- **WORK TO BE COMPLETED**
Every line from the line containing "Parse this screenshot: output" through the final line of the data is to be printed exactly; no other line is to appear.

Segment Start: SUPPLIED RECORDS

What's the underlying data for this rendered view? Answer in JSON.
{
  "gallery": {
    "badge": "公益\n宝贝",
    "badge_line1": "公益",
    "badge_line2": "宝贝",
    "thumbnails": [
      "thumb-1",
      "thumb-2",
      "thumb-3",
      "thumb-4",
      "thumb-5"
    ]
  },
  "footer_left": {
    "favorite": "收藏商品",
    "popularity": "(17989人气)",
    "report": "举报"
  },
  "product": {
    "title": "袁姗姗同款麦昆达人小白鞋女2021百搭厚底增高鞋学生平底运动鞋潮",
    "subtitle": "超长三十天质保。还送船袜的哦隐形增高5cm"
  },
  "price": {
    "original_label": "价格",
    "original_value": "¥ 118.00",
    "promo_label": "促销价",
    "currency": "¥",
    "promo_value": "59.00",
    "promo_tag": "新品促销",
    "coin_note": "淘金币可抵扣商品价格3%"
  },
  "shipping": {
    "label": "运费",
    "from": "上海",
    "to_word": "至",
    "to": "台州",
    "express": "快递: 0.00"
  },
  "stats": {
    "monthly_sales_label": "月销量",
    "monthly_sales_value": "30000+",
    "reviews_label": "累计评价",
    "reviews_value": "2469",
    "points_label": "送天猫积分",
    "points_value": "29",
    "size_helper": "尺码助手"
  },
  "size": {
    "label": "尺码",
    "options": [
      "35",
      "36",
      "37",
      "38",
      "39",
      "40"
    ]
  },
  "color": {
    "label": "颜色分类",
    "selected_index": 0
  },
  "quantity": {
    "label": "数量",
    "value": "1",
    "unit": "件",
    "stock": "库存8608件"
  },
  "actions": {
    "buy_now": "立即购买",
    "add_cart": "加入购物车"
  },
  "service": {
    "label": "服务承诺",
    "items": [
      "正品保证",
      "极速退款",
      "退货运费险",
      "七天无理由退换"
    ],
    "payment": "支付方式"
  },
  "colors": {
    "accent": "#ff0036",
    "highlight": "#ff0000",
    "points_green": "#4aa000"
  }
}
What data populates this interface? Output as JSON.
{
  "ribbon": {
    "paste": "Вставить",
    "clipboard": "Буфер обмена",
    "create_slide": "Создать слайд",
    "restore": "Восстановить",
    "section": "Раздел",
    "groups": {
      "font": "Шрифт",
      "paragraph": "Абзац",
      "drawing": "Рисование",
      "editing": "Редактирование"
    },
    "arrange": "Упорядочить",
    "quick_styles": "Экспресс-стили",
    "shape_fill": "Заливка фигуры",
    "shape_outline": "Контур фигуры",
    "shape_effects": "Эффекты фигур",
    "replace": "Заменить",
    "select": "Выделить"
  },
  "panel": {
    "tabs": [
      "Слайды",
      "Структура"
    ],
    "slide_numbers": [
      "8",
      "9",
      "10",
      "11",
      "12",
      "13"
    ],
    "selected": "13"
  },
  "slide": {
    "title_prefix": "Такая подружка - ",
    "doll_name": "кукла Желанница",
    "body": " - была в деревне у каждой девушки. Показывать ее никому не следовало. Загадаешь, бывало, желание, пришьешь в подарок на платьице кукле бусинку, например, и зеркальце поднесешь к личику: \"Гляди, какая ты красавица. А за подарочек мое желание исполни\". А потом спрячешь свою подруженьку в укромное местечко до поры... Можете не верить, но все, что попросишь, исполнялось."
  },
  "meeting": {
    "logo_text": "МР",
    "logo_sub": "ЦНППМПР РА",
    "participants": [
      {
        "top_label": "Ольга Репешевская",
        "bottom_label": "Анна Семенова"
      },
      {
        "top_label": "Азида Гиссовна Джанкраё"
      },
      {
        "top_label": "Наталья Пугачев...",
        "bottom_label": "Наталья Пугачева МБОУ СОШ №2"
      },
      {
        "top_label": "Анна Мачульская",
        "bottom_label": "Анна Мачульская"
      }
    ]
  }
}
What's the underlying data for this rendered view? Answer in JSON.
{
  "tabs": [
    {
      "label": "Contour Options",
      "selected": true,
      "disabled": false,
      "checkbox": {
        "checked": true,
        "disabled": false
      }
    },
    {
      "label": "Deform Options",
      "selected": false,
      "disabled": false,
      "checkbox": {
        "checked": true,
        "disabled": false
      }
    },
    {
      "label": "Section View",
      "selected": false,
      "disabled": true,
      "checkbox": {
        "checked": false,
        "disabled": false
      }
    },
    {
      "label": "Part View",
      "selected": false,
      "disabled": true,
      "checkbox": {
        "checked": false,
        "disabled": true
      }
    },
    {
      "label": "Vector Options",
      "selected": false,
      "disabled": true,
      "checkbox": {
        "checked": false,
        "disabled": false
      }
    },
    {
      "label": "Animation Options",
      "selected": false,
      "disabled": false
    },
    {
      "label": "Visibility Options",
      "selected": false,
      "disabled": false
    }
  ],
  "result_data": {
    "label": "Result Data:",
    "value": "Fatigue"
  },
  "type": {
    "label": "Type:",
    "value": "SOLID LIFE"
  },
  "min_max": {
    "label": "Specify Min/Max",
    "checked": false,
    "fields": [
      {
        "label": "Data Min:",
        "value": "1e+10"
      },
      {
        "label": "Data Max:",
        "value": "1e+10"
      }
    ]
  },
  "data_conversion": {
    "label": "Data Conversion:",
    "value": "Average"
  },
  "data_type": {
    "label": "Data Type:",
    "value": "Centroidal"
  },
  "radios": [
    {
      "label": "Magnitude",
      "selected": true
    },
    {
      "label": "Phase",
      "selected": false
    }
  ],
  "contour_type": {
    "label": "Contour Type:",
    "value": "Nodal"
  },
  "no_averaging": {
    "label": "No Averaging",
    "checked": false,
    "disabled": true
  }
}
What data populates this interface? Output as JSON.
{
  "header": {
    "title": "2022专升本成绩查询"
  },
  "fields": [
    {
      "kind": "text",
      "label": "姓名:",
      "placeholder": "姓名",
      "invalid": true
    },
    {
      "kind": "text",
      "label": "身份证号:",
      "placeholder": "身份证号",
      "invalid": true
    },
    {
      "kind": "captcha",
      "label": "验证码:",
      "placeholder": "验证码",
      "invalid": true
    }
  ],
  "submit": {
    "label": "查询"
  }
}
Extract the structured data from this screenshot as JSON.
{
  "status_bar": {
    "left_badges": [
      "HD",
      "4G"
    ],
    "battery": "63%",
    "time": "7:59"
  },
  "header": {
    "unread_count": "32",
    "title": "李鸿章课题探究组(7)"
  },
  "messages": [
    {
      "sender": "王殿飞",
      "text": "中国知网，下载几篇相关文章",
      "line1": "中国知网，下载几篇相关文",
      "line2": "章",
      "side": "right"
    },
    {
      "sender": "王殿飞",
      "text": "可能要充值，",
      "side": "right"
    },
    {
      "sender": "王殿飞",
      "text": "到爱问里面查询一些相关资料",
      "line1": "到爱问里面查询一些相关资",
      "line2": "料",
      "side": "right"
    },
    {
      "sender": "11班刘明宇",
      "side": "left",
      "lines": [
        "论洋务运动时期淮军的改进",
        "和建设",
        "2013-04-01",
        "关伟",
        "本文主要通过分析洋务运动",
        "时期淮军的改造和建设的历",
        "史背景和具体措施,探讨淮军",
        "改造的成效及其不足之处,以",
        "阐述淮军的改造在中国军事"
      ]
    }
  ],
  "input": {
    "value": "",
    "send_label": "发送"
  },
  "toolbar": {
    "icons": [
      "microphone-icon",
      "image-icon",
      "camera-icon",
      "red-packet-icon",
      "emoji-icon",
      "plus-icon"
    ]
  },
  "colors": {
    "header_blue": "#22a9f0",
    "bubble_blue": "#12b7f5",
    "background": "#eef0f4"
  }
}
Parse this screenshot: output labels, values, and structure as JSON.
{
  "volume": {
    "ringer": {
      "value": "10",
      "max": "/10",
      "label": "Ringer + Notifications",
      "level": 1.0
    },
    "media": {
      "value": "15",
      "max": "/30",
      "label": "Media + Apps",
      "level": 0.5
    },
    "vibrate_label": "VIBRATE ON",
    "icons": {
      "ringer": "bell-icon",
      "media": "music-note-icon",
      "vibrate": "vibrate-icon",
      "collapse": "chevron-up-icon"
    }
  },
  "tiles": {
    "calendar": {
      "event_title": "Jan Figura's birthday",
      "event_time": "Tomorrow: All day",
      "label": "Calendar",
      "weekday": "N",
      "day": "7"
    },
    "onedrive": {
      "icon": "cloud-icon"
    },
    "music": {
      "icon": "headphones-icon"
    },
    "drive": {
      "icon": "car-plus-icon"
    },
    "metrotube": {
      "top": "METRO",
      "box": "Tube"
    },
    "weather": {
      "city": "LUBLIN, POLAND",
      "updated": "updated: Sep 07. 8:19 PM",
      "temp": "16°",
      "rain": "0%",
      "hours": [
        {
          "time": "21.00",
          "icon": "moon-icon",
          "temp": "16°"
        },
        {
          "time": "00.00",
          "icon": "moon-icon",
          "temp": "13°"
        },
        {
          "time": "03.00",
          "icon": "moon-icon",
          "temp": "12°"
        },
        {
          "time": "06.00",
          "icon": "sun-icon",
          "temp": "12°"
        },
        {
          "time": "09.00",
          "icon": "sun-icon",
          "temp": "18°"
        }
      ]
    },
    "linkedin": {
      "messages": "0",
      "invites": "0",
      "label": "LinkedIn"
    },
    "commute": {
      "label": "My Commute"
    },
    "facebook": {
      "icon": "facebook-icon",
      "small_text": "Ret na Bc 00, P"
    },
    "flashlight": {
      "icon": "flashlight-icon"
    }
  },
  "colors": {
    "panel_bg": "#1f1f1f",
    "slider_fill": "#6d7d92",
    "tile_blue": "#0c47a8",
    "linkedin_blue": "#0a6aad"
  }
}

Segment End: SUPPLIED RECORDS

- **YOUR SOLUTION**
Parse this screenshot: output labels, values, and structure as JSON.
{
  "volume": {
    "ringer": {
      "value": "10",
      "max": "/10",
      "label": "Ringer + Notifications",
      "level": 1.0
    },
    "media": {
      "value": "15",
      "max": "/30",
      "label": "Media + Apps",
      "level": 0.5
    },
    "vibrate_label": "VIBRATE ON",
    "icons": {
      "ringer": "bell-icon",
      "media": "music-note-icon",
      "vibrate": "vibrate-icon",
      "collapse": "chevron-up-icon"
    }
  },
  "tiles": {
    "calendar": {
      "event_title": "Jan Figura's birthday",
      "event_time": "Tomorrow: All day",
      "label": "Calendar",
      "weekday": "N",
      "day": "7"
    },
    "onedrive": {
      "icon": "cloud-icon"
    },
    "music": {
      "icon": "headphones-icon"
    },
    "drive": {
      "icon": "car-plus-icon"
    },
    "metrotube": {
      "top": "METRO",
      "box": "Tube"
    },
    "weather": {
      "city": "LUBLIN, POLAND",
      "updated": "updated: Sep 07. 8:19 PM",
      "temp": "16°",
      "rain": "0%",
      "hours": [
        {
          "time": "21.00",
          "icon": "moon-icon",
          "temp": "16°"
        },
        {
          "time": "00.00",
          "icon": "moon-icon",
          "temp": "13°"
        },
        {
          "time": "03.00",
          "icon": "moon-icon",
          "temp": "12°"
        },
        {
          "time": "06.00",
          "icon": "sun-icon",
          "temp": "12°"
        },
        {
          "time": "09.00",
          "icon": "sun-icon",
          "temp": "18°"
        }
      ]
    },
    "linkedin": {
      "messages": "0",
      "invites": "0",
      "label": "LinkedIn"
    },
    "commute": {
      "label": "My Commute"
    },
    "facebook": {
      "icon": "facebook-icon",
      "small_text": "Ret na Bc 00, P"
    },
    "flashlight": {
      "icon": "flashlight-icon"
    }
  },
  "colors": {
    "panel_bg": "#1f1f1f",
    "slider_fill": "#6d7d92",
    "tile_blue": "#0c47a8",
    "linkedin_blue": "#0a6aad"
  }
}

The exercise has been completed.